During the Cold War NATO had an explicit purpose and function. It existed to deter Soviet aggression specifically in Western Europe and broadly, around the world. It functioned as a common defense agreement where member states had shared headquarters, command structures, communication channels and equipment. This makes complete sense, as any war with the Soviet Union would be a massive logistical undertaking and sourcing .30-06 ammunition and 7.92 ammunition to the correct troops all the way down to the squad level would be a nightmare. It makes much more sense and is much more effective to have 5.56, 7.62 and other common supply items among member states.
With a common goal and purpose, and mutually aligned command structures and standards, NATO also became an institution of itself. I saw this a bit when I was in Afghanistan, serving under a NATO command. At my level, it didn’t really affect us too much. We still operated day to day with the same soldiers and leadership we had always known, but we also had shared battle space with different NATO forces. The most shocking thing to me was not the differences between us, but how similar we all operated. It really seemed like one big Army, with individual units being more effective or less effective at any given task.
In the first decade of NATO’s existence, a European Headquarters and other command structures were created and integrated into member nation’s military and political decision-making structures. NATO did not just rely on “buy-in” from member states, it started to become an active treaty dominated by the United States and United Kingdom that dictated troop levels, nuclear policy and strategic decision making. This was all done during the “Cold War”, which, while there were heightened tensions with the Soviet Union, no active war or large scale military conflict happened in Europe during the Cold War.
During the Cold War, NATO did not conduct any military operations outside of training. NATO as an organization was not involved in the Falklands War, the Korean War or the Vietnam War. Sure, member states may have contributed troops or politically supported their allies, but as an institution NATO did not commit to any combat or military operations outside of the scope of training.
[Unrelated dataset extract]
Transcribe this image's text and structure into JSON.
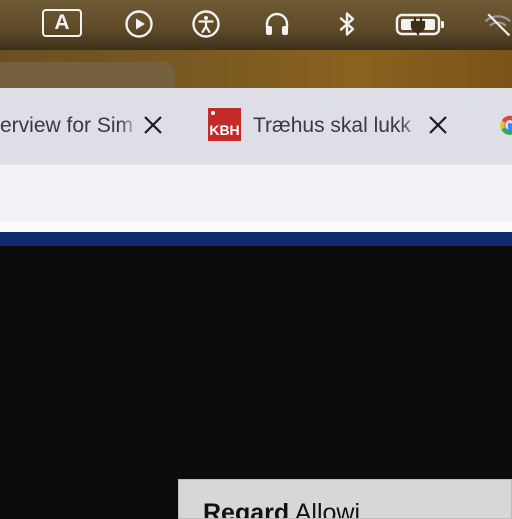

This make sense too, since neither the Soviet Union or the United States wanted to “poke the bear”. If NATO had committed all their member states, or the Warsaw Pact had committed all of their member states to large scale military operations, it was plausible that the other side would quickly counter with at least commensurate if not higher levels of force commitment and firepower leading to further escalation.
Since the fall of the Soviet Union NATO has been much more active. With combat missions and combat deployments in the Balkans and Middle East, NATO as an institution has not only been an active arm of foreign and military policy, but also a way to expand American and Western European hegemony across the globe. This will inevitably lead to more conflict unless the institutional power of NATO is checked and member states take ownership of their defensive policies.